to them as well. (Equal Protection as afforded to all citizens and
businessís under the United State Constitution.)
ECONOMICS OF THE BILL:
d. The inclusion of
all rental properties i.e. homes, condos, apartments etc. rented for
less than 90 days within these districts along with the tax cut, it is
estimated the total number of units would be multiplied by factor of 5
times the number of units collecting the tax and therefore provide
more revenue than is currently collected even with the tax
rate reduced to a total of 7%.
Lowering the tax rate to 7%
for Seasonal Lodging properties will provide the Jersey Shore a
completive edge over other destinations mostly located in nearby states.
The anticipated result of a lower tax rate should provide an increase in
total overnight visitors for the region thereby increasing further the
amount of revenue collected on behalf of the state and local
EXCLUSIONS FROM THE BILL.
A. Communities who
enjoy extended seasons of 8 or more months or properties which consist
of Banquet and restaurant facilities capable of accommodating 200
overnight accommodation units and/or banquet facilities of 300 or more.
B. Atlantic City.
C. All communities
not otherwise deemed seasonal by analysis and depiction on a map to be
drawn as may be further determined by the legislature during further
deliberation on the merits of the bill.
For clarification, all seasonal rental units regardless of location
should be held to be responsible for the collection of both sales and
applicable lodging taxes.
ANALYSIS OF ECONOMIC IMPACT TO THE STATE AND MUNICIPALITIES THROUGH
IMPLEMENTATION OF (JSL&R) ZONING DISTRICTS
In 2006 a study was commissioned by the New Jersey Association of
Realtors entitled (NJRA), ďAn Analysis of Extending New Jerseyís Sales
and Use Tax to Seasonal Home Rentals.Ē http://njhoteltax.com/Reports/Seasonal_Rental_Report.pdf
b. According to the (NJRA)
study on page 3 of the study, 70% of the 109,075 seasonal rental units
or 76,233 units exist in Ocean and Cape May County. See (NJRA).
c. According to (NJRA)
the average peak season 2006 weekly rate in Ocean County was $1,902.00
and off peak weakly rate was $1,345.00.
d. According to (NJRA)
the average peak season 2006 weekly rate in Cape May County was
$2,768.00 and off peak weakly $1,318.00.
Figures for Monmouth & Atlantic County were not provided in the study
and therefore the total number anticipated should exceed the statistical
predictions set forth within this overview.
8. FINDINGS: based on information provided in the (NJRA)
a. SEASONAL RENTAL
REVENUE: In 2006, in Ocean & Cape May Counties only, using the (NJRA)
total estimated seasonal rental units not presently collecting the tax
results in an estimated 76,353 units.
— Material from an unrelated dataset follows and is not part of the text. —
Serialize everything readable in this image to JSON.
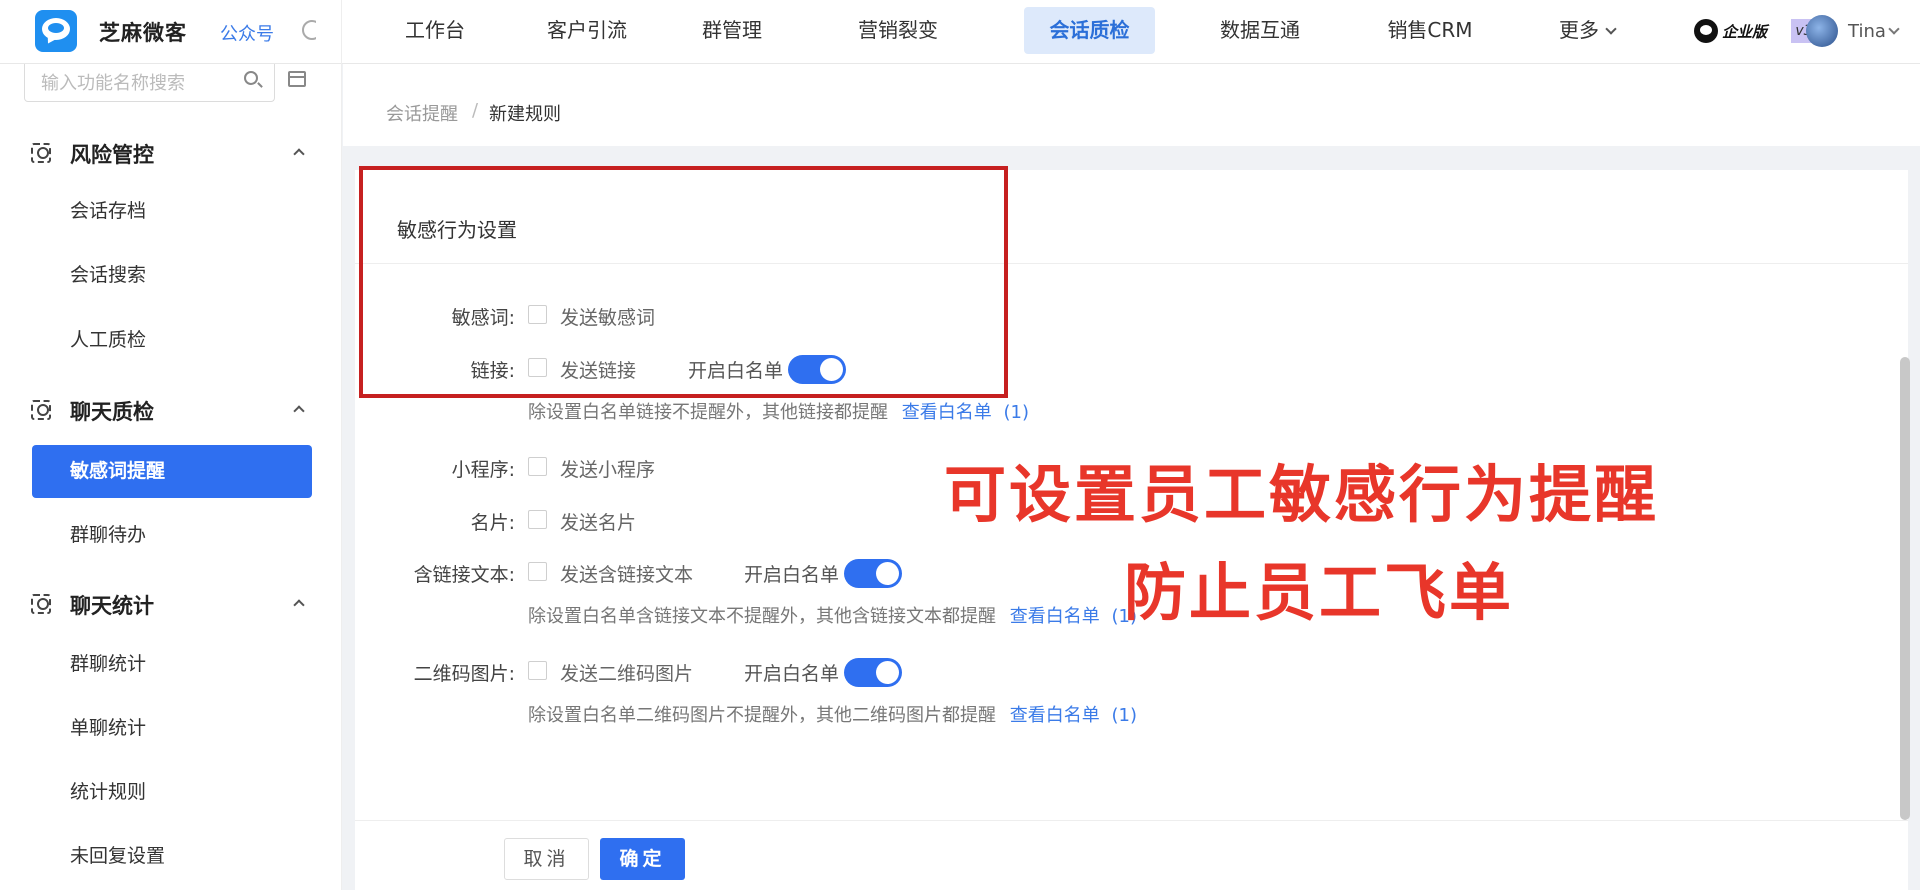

Applying the (NJRA)
estimated average peak rate of $2,330 per week for just the10
week peak season, the total amount of gross revenue not
presently being collected on is, $1,779,024,900 (1.779B)
@ 7% this would yield the state is,
$124,531,743, additional tax revenue.
This figure does not take into account the other 42 weeks of off
season rentals, nor does it include figures for Monmouth or Atlantic
8. FURTHER FINDINGS:
THE PRESENT AMOUNT OF TAX COLLECTED FROM:
a. The Hotel, Motel Lodging sector in 2008-2009 as per state
records for Ocean and Cape May Counties collected $11,278,410.00,
based on a sliding interest rate scale, due to the legislative right of
each municipality to determine if and how much of the 3% local tax is to
b. For the tax period based on 2008-2009 the state of NJ reported
revenue of $11, 278.410.00 for Ocean and Cape May counties. Based
on an estimate of an average 6.5% rather than the full 8% the estimated
total gross revenue for those properties was approximately $180,000,000.00
c. Applying an additional 7% state sales tax now applicable to all
sales from lodging units of the properties whose estimated total gross
income is $180,000,000 (180M). The state collects additional
revenue amounting to $12,600,000.00 (12.6M).
d. The combined total of all revenue collected in Ocean and Cape
may Counties, Sales and Occupancy taxes is estimated at
e. In conclusion the result from the inclusion of all seasonal
rental properties along with the reduction of the applicable tax to a
total of 7% will result in the state of New Jersey and the affected
municipalities receiving a total increase of $112,591,722.00 (113M)